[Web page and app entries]
====

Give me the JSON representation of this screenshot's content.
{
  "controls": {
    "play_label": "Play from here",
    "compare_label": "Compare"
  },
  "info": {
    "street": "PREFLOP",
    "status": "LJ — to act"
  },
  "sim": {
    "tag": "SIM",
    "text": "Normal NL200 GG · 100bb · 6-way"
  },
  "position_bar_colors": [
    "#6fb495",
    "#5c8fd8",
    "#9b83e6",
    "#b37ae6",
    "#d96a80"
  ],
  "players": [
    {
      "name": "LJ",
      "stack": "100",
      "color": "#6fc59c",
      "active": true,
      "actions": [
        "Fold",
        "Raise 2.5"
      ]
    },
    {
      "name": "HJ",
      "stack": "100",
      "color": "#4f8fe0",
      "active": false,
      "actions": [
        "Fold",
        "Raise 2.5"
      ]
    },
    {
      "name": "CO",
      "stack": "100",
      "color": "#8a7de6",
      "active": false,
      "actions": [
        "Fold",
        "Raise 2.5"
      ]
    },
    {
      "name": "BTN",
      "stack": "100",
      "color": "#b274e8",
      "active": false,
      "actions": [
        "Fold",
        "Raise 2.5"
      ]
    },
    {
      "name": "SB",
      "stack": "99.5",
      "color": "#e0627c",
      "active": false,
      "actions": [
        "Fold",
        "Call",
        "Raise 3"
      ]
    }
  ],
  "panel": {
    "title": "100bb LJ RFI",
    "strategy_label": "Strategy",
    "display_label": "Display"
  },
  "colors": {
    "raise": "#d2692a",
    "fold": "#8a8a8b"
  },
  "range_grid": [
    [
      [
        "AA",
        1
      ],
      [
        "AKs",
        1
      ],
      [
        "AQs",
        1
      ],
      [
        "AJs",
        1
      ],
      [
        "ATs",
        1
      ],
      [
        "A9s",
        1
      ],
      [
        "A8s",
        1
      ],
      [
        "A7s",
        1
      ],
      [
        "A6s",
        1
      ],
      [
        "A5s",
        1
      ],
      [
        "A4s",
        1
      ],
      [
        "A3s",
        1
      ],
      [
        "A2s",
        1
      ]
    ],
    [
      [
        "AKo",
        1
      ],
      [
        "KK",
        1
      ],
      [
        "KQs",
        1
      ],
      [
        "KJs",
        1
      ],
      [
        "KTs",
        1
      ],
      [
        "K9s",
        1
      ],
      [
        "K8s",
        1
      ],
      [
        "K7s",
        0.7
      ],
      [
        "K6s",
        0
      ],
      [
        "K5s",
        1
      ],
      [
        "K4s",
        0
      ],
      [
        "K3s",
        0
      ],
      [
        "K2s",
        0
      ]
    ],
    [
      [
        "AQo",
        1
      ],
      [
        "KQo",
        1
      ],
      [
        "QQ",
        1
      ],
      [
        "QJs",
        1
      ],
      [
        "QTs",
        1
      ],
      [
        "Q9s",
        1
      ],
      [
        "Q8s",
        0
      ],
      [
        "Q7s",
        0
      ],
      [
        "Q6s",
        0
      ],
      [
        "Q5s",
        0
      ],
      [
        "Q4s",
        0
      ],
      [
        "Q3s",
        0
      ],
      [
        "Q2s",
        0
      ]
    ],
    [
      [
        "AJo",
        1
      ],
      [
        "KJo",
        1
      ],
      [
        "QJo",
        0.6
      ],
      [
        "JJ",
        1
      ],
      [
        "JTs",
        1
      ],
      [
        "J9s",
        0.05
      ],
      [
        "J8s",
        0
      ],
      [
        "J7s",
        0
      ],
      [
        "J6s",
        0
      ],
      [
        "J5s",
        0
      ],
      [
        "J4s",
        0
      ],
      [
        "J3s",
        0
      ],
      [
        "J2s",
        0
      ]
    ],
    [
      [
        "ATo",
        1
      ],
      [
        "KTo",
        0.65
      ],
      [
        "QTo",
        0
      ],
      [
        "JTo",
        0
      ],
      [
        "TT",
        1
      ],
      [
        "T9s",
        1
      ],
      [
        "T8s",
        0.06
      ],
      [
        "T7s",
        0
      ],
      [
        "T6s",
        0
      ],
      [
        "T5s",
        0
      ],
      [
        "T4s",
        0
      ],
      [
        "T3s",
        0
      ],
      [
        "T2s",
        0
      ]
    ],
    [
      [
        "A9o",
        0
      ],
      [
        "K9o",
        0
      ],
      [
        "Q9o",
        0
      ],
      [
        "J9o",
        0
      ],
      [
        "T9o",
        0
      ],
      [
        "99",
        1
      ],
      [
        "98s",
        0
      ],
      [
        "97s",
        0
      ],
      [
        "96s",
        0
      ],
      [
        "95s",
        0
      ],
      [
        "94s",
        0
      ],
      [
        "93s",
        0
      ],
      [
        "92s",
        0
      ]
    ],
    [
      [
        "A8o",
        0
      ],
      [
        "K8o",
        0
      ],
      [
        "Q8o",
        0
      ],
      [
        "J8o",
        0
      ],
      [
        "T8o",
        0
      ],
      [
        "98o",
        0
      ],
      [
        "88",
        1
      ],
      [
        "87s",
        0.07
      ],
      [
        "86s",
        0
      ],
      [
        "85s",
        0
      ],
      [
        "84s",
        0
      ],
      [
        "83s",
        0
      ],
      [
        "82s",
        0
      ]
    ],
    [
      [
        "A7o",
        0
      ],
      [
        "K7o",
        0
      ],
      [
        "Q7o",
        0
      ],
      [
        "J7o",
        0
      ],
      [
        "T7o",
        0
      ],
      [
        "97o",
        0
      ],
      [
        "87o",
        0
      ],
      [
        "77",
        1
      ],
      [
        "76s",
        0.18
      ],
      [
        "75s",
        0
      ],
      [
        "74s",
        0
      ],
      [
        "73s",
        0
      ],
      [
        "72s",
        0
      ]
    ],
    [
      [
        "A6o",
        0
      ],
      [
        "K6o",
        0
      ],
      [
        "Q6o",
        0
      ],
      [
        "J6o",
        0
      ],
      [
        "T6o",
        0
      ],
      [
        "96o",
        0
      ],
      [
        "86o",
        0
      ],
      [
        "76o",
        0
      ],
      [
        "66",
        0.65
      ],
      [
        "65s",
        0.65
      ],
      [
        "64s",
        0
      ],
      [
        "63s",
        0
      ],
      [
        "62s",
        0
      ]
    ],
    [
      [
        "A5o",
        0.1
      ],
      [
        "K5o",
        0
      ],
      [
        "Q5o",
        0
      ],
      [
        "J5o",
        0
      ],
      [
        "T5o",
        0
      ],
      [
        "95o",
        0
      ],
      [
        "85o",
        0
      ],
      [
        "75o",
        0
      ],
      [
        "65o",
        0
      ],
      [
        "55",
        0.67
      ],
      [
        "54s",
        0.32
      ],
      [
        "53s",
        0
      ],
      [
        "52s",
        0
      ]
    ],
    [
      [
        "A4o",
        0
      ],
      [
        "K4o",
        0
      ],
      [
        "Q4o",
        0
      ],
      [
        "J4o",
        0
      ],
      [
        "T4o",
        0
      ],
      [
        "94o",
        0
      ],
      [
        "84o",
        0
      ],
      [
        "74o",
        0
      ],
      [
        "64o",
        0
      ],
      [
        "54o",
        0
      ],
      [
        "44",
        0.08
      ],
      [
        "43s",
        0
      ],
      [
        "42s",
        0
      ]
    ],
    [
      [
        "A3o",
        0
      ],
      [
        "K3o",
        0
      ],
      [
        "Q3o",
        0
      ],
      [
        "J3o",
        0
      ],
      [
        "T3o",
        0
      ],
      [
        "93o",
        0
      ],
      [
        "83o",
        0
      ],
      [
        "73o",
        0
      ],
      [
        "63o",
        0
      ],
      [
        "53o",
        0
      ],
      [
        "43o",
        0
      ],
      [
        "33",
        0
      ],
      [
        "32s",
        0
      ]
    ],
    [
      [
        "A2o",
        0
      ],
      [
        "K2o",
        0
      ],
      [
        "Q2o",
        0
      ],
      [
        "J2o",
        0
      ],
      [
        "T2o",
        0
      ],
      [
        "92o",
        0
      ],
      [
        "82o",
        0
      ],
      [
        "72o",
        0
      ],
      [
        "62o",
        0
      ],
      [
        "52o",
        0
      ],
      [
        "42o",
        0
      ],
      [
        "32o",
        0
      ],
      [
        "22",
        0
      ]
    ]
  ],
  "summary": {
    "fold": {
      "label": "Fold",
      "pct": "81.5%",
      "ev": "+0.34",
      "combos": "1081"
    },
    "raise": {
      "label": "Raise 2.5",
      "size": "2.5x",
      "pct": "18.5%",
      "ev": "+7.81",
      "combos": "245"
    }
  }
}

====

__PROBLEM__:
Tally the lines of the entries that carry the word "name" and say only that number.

__ANSWER TO THIS TASK__:
5